Transition To Life After School
The Transition IEP
As parents, it is our responsibility to learn everything we can about the transition process for students with disabilities in order for our son or daughter to have both a smooth, and as effective as possible, transition into adulthood. This entails understanding the Transition IEP and making sure at age 16 that goals will lead to his or her desired outcomes after graduation from high school.
It is extremely important to have goals and desired outcomes that you can clearly visualize. Although the idea itself seems abstract, the fact is that you cannot obtain an outcome that you cannot see. You must be able to articulate what the future should look like for your child. Use this vision to ensure that your son or daughter is working on the skills they will need in the areas of independence (and interdependence) and communication. You must know what you expect and hope to see as your child’s level of participation in his or her community. Monitor the Transition IEP and give your child opportunities to grow.
Decisions that are made during the transition process should lay the path for desired post-school outcomes. IEP goals should address all areas of transition: employment, living, recreation, adult education, access to transportation and community services. In order to actively participate in the process and have student-centered outcomes, students themselves should be members of the IEP team who come with ideas about their own future that need to be considered and respected. With brainstorming and collaboration, an engaged team can often facilitate a students dreams.
Programs After Senior Year
Students with Down syndrome can receive services funded by the school district (IDEA) through the school year in which they turn 22. This may mean graduating when all credits (24) are accumulated and re-enrolling to obtain services related to job training and life in the community. Some students will graduate and obtain transition services such as job training and job coaching through adult service providers. The School District of Palm Beach County has Access Programs that your son or daughter may be able to attend post K-12. Ask about the criteria early so that your child is not excluded from challenging, age-appropriate programming from 18 to 21 years old.
The School District of Palm Beach County sponsors an annual conference called STARS – Start Transition and Realize Success. Gold Coast Down Syndrome Organization strongly suggests all parents and students ages 13 and above attend each year to get helpful information about various areas of the transition process.
Thanks to a vision by Gold Coast Down Syndrome Organization, students with intellectual disabilities in our community can have the opportunity to access a college experience. Go to Think College.Net for more information about local and national programs. The FAU Academy for Community Inclusion offers a college program locally in Palm Beach County.

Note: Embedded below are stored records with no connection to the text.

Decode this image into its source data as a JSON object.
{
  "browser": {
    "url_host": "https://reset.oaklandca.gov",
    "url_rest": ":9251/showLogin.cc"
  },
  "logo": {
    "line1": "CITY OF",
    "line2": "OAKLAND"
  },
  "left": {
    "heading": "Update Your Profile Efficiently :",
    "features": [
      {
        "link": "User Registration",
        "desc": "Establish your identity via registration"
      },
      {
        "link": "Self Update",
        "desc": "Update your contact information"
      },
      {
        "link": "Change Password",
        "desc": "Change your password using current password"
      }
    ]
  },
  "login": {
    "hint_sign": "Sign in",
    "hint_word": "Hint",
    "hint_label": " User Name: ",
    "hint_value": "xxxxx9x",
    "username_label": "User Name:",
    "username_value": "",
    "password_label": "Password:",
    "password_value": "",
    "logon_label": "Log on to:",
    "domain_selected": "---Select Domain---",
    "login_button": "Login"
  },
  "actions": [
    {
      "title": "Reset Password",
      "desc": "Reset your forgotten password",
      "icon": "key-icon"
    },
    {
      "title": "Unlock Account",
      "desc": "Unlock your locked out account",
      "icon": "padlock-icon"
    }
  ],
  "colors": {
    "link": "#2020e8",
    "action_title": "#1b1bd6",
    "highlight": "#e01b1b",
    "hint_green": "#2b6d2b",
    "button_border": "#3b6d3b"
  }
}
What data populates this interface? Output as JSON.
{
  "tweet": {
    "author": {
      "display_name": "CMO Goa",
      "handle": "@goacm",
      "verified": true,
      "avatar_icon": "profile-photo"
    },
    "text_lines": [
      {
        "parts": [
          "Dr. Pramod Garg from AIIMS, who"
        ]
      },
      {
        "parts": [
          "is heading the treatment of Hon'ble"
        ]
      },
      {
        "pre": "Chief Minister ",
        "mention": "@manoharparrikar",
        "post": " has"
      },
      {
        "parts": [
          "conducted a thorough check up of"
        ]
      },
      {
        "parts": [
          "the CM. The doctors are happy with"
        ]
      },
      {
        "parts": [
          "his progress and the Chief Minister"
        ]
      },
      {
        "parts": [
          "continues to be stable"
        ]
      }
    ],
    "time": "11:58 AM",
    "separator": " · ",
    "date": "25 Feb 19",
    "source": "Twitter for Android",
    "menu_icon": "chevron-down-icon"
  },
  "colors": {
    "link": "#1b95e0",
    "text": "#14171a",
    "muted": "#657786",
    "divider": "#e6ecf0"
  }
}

Medicaid Waiver and Social Security
If your son or daughter with Down syndrome has not applied for the Medicaid Waiver…do that now! There continues to be a long waiting list and you cannot expect, at school exit, to have available the services he or she will need to access life in the community without the waiver.
- To apply for the Medicaid Waiver go to APD (Agency for Persons with Disabilities) or call. 561-837-5564.
- Young adults with Down syndrome who are 18 years old are eligible to apply for SSI – Supplemental Security Income as a family of one. For information working and social security benefits visit the Work Incentive and Planning Project or email email@example.com
- After your son or daughter starts to receive Social Security benefits, they will receive a
Ticket to Work which they can use to get free employment services.
HOW WE HELP
Get A Life! is a program for parents and children designed to give families and teens the tools for a successful transition into adulthood. Parents learn about issues such as the Transition IEP, Guardianship, Job Traning and Placement, Social Security Benefits and other topics relevant to transition. Teens focus on independent life skills such as cooking, managing money and understanding career opportunities.
The Get A Life! Program runs 90 minutes once a month for nine months during the school year. Contact Sue Davis-Killian: firstname.lastname@example.org|561.752.3383.